SB: My experience is that if John commits to something, he will do it, especially on fiscal, military, foreign policy, and life issues other than embryonic stem cells. McCain was always with us on gun issues. McCain-Feingold was something I voted against – McCain saw it as a way to stop the corruption, but I don’t think it’s the way to do it. I think it was unconstitutional.
DH: McCain gets a lot of nasty criticism about his experience as a prisoner of war and so on. What does his response to charges like that tell you about him?
SB: His response shows a lot of growth and maturity since the 2000 election. These are wildly false accusations against something that he has done which is incredibly admirable. He was a prisoner of war in Vietnam who chose not to come home early when he had the chance. This time around he has not taken the bait and gotten mad about it. His nosedive in the polls during the summer gave him a dose of humility which was good for him as a person and as a leader.
DH: What can you say about McCain as a man of faith?
SB: He respects authentic faith. But if it seems hypocritical, he just has nothing to do with it. When he sees authentic faith, he has great admiration for it.
DH: Do you think that he has learned to respect the role of religious conservatives in politics? He was very upset with them after the South Carolina primary in 2000.
SB: He has said many times that one of the worst things he ever did in politics was to criticize Pat Robertson and Jerry Falwell.
In the dealings I have had with him, he has shown a great deal of respect for religious conservatives. He carried a chip on his shoulder about his experience in the 2000 South Carolina primary, but he got over it and moved on.
DH: Is there anything about McCain that has special appeal to Catholic voters?

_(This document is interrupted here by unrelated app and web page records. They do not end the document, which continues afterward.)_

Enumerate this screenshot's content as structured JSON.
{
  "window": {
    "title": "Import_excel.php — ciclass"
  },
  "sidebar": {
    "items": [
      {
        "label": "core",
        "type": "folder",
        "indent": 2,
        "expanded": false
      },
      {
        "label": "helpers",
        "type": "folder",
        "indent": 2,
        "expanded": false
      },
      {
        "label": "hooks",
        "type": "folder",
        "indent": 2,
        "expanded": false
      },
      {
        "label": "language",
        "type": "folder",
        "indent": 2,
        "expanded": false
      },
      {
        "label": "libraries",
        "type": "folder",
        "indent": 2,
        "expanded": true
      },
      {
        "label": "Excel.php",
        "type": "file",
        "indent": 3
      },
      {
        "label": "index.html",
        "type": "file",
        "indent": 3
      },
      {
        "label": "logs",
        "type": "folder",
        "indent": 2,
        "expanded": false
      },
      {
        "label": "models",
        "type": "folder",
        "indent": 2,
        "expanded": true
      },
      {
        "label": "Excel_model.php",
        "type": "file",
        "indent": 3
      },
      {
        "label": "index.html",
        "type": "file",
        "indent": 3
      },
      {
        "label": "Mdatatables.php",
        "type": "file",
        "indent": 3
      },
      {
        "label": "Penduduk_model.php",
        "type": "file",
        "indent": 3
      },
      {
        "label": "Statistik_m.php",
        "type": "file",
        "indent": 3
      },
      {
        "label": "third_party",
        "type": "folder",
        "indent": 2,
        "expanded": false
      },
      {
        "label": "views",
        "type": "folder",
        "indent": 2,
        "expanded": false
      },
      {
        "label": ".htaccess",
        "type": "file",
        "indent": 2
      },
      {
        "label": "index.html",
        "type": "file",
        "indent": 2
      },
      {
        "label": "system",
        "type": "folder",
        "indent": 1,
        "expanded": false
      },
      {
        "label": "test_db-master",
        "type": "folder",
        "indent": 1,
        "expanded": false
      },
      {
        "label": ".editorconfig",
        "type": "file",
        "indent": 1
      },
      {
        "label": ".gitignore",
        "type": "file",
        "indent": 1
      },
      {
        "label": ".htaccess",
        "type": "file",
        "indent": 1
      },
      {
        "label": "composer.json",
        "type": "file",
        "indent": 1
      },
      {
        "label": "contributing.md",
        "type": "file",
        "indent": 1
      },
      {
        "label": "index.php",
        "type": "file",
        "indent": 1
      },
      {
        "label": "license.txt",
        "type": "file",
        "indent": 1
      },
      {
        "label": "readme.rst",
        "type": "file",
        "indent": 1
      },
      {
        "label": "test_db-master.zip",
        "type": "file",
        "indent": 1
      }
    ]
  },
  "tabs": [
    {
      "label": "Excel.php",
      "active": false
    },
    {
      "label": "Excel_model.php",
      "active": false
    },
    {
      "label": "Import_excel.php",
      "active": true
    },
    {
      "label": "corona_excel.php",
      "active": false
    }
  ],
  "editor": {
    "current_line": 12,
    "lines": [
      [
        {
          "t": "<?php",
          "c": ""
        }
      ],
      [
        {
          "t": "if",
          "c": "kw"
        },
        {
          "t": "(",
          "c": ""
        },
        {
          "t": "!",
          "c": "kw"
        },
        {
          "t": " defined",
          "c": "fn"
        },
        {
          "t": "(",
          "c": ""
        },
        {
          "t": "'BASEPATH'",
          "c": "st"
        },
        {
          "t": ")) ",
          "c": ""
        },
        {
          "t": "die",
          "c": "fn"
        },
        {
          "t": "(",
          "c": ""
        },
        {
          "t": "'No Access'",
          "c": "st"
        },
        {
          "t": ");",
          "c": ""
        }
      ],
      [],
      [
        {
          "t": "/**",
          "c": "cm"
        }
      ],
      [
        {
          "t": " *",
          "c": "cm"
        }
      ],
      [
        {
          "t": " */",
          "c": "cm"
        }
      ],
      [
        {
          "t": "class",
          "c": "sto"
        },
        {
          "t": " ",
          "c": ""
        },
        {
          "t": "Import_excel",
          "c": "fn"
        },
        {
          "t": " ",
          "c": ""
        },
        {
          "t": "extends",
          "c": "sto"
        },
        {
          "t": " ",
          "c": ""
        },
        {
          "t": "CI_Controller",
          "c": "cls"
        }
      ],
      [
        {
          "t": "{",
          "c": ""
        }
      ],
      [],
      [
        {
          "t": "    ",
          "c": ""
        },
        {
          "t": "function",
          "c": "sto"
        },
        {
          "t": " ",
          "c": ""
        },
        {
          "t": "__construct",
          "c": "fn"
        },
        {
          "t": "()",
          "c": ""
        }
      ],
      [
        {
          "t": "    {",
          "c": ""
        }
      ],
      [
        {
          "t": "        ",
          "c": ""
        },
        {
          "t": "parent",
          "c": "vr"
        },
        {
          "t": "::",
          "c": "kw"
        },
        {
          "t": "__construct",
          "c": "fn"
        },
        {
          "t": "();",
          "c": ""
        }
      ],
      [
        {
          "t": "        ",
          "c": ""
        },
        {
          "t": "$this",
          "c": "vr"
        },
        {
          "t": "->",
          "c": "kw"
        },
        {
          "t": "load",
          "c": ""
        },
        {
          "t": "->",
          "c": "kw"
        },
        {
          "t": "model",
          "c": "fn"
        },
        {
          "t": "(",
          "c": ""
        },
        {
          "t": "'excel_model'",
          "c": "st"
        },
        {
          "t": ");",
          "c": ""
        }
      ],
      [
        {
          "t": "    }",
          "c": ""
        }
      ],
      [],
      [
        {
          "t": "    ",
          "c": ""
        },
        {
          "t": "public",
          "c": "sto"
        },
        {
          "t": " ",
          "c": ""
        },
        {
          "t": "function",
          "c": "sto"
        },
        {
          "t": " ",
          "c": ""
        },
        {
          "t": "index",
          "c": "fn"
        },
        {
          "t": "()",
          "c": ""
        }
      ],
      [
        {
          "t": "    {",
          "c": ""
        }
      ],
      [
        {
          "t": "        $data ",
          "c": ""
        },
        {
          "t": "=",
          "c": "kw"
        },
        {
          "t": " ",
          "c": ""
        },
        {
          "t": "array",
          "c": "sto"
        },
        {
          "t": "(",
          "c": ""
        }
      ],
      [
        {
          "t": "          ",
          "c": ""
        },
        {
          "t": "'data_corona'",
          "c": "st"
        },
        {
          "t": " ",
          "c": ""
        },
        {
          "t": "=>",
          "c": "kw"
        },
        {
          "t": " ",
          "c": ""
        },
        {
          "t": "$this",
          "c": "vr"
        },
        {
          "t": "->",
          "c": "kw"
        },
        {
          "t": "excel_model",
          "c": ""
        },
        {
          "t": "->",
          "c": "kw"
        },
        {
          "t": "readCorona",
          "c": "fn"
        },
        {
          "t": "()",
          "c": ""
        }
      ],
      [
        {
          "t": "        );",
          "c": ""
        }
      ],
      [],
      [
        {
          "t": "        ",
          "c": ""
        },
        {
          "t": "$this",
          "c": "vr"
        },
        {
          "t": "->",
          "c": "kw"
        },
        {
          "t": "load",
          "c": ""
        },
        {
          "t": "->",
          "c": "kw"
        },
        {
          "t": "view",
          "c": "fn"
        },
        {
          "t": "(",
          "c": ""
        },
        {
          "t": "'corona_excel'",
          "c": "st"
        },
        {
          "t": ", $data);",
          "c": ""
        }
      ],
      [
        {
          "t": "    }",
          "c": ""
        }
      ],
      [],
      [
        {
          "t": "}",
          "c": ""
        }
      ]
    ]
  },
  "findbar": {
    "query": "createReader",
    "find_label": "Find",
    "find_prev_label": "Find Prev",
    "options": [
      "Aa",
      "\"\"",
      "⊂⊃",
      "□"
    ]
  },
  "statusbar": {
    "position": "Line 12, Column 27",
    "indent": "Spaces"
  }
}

SB: His view of immigration should appeal to Catholics. His stance is not the popular political position – he is saying the immigrants are all God’s children and should be treated as such.
His position has cost him quite a bit in the primaries. It will become a positive factor in the general election. He is a better general election candidate than a primary candidate for reasons like this.
DH: What would a McCain administration be like?
SB: If you look at the kind of staff he has attracted, it would suggest his administration would be conservative but eclectic. You will have staunch security conservatives, faith-oriented conservatives, fiscal conservatives, foreign policy conservatives, but I think you will also see a lot of variety in areas like the environment.
DH: Some people I have talked to criticize McCain for the fact that he worked with Sen. Kennedy. Is that a fair criticism?
SB: It’s not. I get the same criticism for working with Kennedy – we are working on Downs Syndrome legislation together. If you are going to get anything done in the United States Senate you have to work across the aisle, and McCain has figured out that Ted can deliver votes.
McCain doesn’t agree with Kennedy on a whole string of issues, starting with the Iraq War. But McCain will reach across the aisle to get things done. People want to see their government work on significant issues, and McCain has done the best job of anyone in the Senate of making bi-partisan efforts.
DH: It sounds like you’re saying that McCain has the best chance of making the government work more smoothly than it has over the last few years.
SB: There are a number of candidates running for the nomination, and each one has his area of expertise. Romney is probably the best on economic growth issues; Huckabee is the best on social conservative issues; McCain is the best on fiscal, foreign policy, and security issues.
But McCain is the most experienced of all the candidates. He has learned the hard way by his service and leadership in the Senate. Of all the GOP candidates, McCain is the most capable of beating the Democrats in November and preserving the Reagan coalition.